The U.S. Department of Education’s Office of Civil Rights investigation into antisemitism at the University of Vermont has thrust Jewish students to the center of global attention. 

The rise in antisemitism on campus is part of a troubling national trend, and our beloved University is not immune to its dangers.

Many want to know in more detail what is happening on our campus. Jewish life, learning and connections to Israel are thriving at UVM, even though antisemitism exists here.

Hundreds of students celebrated Rosh Hashanah proudly and publicly in the Davis Center. Last week, students prepared Shabbat meal kits of kale and potatoes grown on our Hillel farm. Our students studied Jewish agrarian traditions and modern innovations alongside UVM faculty and Hillel educators while working to alleviate food insecurity. We have a full Birthright Israel trip this winter.

At the same time, Hillel is leading the coalition to help improve the campus climate for Jewish students so that this robust and flourishing Jewish life can thrive without fear of hatred or discrimination.

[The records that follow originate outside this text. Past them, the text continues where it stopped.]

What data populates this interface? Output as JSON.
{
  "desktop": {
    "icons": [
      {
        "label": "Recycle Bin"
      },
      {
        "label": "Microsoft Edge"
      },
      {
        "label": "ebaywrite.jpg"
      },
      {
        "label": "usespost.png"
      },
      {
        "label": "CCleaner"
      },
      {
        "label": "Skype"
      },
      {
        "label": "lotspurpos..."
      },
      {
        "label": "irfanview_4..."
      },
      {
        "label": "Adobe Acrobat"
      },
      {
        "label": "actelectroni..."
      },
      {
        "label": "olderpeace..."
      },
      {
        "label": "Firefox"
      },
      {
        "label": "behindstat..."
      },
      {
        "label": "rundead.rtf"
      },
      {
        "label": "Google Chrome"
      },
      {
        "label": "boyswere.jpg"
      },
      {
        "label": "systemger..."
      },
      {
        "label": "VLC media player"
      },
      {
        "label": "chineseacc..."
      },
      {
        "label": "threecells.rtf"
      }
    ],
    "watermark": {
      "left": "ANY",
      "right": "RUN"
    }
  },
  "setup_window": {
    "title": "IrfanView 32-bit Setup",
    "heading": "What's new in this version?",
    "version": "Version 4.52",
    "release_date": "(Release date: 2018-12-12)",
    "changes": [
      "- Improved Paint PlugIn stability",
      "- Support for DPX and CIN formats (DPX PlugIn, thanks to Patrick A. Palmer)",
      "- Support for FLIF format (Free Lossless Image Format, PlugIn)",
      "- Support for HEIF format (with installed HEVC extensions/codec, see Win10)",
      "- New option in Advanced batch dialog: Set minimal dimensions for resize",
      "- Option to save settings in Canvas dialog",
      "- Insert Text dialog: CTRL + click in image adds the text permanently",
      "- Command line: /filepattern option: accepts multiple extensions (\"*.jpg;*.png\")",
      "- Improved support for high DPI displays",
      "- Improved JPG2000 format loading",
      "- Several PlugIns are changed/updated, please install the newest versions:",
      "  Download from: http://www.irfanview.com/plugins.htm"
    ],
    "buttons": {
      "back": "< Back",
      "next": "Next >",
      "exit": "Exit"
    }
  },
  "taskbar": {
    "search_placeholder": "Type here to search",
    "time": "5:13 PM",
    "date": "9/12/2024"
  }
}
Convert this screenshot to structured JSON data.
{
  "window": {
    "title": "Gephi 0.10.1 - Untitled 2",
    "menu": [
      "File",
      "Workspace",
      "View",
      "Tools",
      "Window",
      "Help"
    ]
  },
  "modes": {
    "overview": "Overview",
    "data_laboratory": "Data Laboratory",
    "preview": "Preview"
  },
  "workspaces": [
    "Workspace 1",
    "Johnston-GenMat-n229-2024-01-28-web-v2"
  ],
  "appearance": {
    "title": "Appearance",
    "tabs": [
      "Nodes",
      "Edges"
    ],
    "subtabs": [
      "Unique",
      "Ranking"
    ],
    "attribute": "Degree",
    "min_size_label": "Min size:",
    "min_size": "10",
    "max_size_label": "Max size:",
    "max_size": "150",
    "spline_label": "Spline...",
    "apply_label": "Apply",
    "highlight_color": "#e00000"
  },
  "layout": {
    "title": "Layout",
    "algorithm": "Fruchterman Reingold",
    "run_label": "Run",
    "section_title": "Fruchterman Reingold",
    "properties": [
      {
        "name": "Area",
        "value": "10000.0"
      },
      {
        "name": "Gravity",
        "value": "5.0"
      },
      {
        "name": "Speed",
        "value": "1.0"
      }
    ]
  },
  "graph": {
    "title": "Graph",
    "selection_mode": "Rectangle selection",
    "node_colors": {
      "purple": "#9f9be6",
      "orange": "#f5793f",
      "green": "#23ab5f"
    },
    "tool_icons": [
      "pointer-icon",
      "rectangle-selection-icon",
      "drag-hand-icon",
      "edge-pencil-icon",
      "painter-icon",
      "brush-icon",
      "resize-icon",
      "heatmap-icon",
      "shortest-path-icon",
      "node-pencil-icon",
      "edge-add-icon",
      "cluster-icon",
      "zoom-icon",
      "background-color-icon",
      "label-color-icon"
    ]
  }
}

Jewish students, friends, faculty, staff and allies recently shared important ideas about how to counter antisemitism at UVM listening sessions. These are just some of their recommendations:

  • When Jewish students report bias as antisemitism, universities and colleges must promptly and publicly condemn every incident, or else they will continue unabated.
  • There should be ongoing education for the campus community to better understand the intertwined complexity of Jewish identity, antisemitism and Israel.
  • Judaism is not just a faith-based religion. Students should be allowed to freely express identities based on religion, ethnicity, culture and a connection to Zionism or Israel without preconditions.
  • Discrimination impacts everyone with a historically marginalized identity—Jewish students should not be treated differently when they experience bias and harassment.

Publicity of antisemitism at UVM has helped students find their voices to speak out and stand up for their right to be Jewish without preconditions or needing to hide an integral part of their identity to be accepted by others.

We can and must listen to these voices and learn from them. The first step in countering antisemitism on campus is acknowledging the seriousness of the challenge. We invite the partnership of our campus community in ensuring UVM remains a place where Jewish students and all students feel welcome to live and learn safely.

Matt Vogel (he/him) has been the Executive Director of Hillel at UVM since 2013 and has spent his career supporting Jewish students on campus.